*WORK REQUEST:* For each line below that holds the word "JSON", make a copy.

*DATA FOR PROCESSING:*
══════════
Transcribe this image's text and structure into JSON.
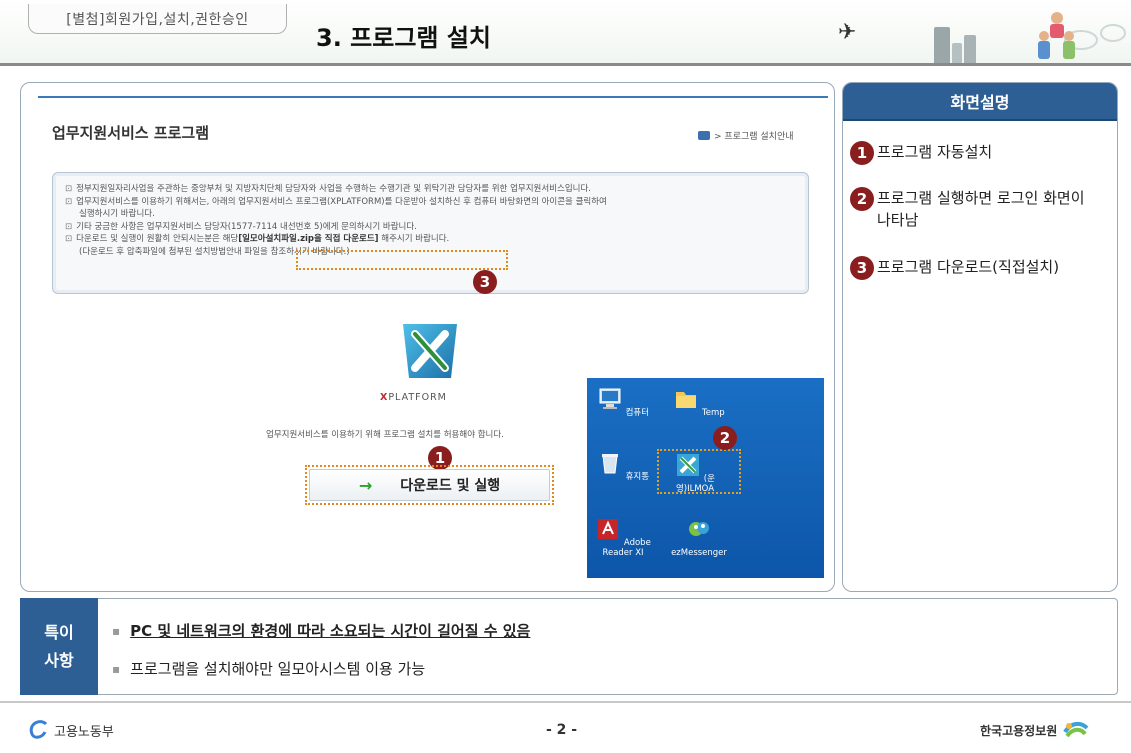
{
  "header": {
    "tab_label": "[별첨]회원가입,설치,권한승인",
    "title": "3. 프로그램 설치"
  },
  "main": {
    "page_title": "업무지원서비스 프로그램",
    "breadcrumb": "> 프로그램 설치안내",
    "info_lines": [
      "정부지원일자리사업을 주관하는 중앙부처 및 지방자치단체 담당자와 사업을 수행하는 수행기관 및 위탁기관 담당자를 위한 업무지원서비스입니다.",
      "업무지원서비스를 이용하기 위해서는, 아래의 업무지원서비스 프로그램(XPLATFORM)를 다운받아 설치하신 후 컴퓨터 바탕화면의 아이콘을 클릭하여",
      "실행하시기 바랍니다.",
      "기타 궁금한 사항은 업무지원서비스 담당자(1577-7114 내선번호 5)에게 문의하시기 바랍니다.",
      "다운로드 및 실행이 원활히 안되시는분은 해당",
      "[일모아설치파일.zip을 직접 다운로드]",
      "해주시기 바랍니다.",
      "(다운로드 후 압축파일에 첨부된 설치방법안내 파일을 참조하시기 바랍니다.)"
    ],
    "xplatform_label": "XPLATFORM",
    "allow_text": "업무지원서비스를 이용하기 위해 프로그램 설치를 허용해야 합니다.",
    "download_button": "다운로드 및 실행",
    "desktop_icons": [
      {
        "label": "컴퓨터",
        "icon": "computer-icon"
      },
      {
        "label": "Temp",
        "icon": "folder-icon"
      },
      {
        "label": "휴지통",
        "icon": "recycle-bin-icon"
      },
      {
        "label": "(운영)ILMOA",
        "icon": "ilmoa-app-icon"
      },
      {
        "label": "Adobe Reader XI",
        "icon": "adobe-reader-icon"
      },
      {
        "label": "ezMessenger",
        "icon": "messenger-icon"
      }
    ],
    "badges": [
      "1",
      "2",
      "3"
    ]
  },
  "side": {
    "header": "화면설명",
    "items": [
      {
        "num": "1",
        "text": "프로그램 자동설치"
      },
      {
        "num": "2",
        "text": "프로그램 실행하면 로그인 화면이 나타남"
      },
      {
        "num": "3",
        "text": "프로그램 다운로드(직접설치)"
      }
    ]
  },
  "notes": {
    "label_line1": "특이",
    "label_line2": "사항",
    "lines": [
      "PC 및 네트워크의 환경에 따라 소요되는 시간이 길어질 수 있음",
      "프로그램을 설치해야만 일모아시스템 이용 가능"
    ]
  },
  "footer": {
    "left": "고용노동부",
    "page": "- 2 -",
    "right": "한국고용정보원"
  },
  "colors": {
    "accent_blue": "#2d5f95",
    "badge_red": "#8a1e1e",
    "dotted_orange": "#e08a1e",
    "desktop_blue": "#1a6fc4"
  }
}
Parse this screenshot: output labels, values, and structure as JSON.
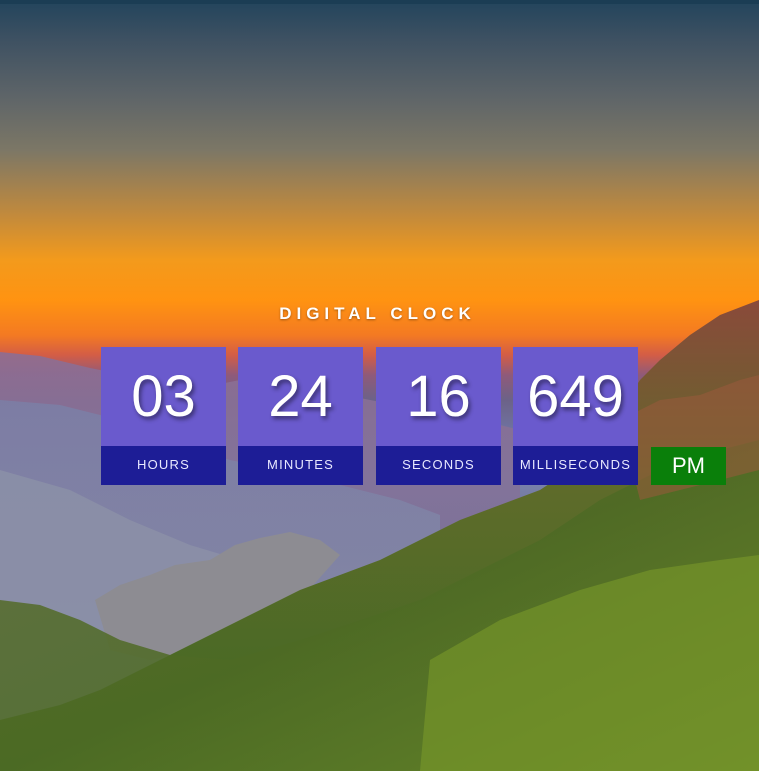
{
  "clock": {
    "title": "DIGITAL CLOCK",
    "units": [
      {
        "value": "03",
        "label": "HOURS"
      },
      {
        "value": "24",
        "label": "MINUTES"
      },
      {
        "value": "16",
        "label": "SECONDS"
      },
      {
        "value": "649",
        "label": "MILLISECONDS"
      }
    ],
    "meridiem": "PM"
  },
  "colors": {
    "tile_top": "#6a5acd",
    "tile_label": "#1d1d96",
    "meridiem_bg": "#0a7f0a",
    "text": "#ffffff"
  }
}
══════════
*YOUR RESPONSE:*
Transcribe this image's text and structure into JSON.
Parse this screenshot: output labels, values, and structure as JSON.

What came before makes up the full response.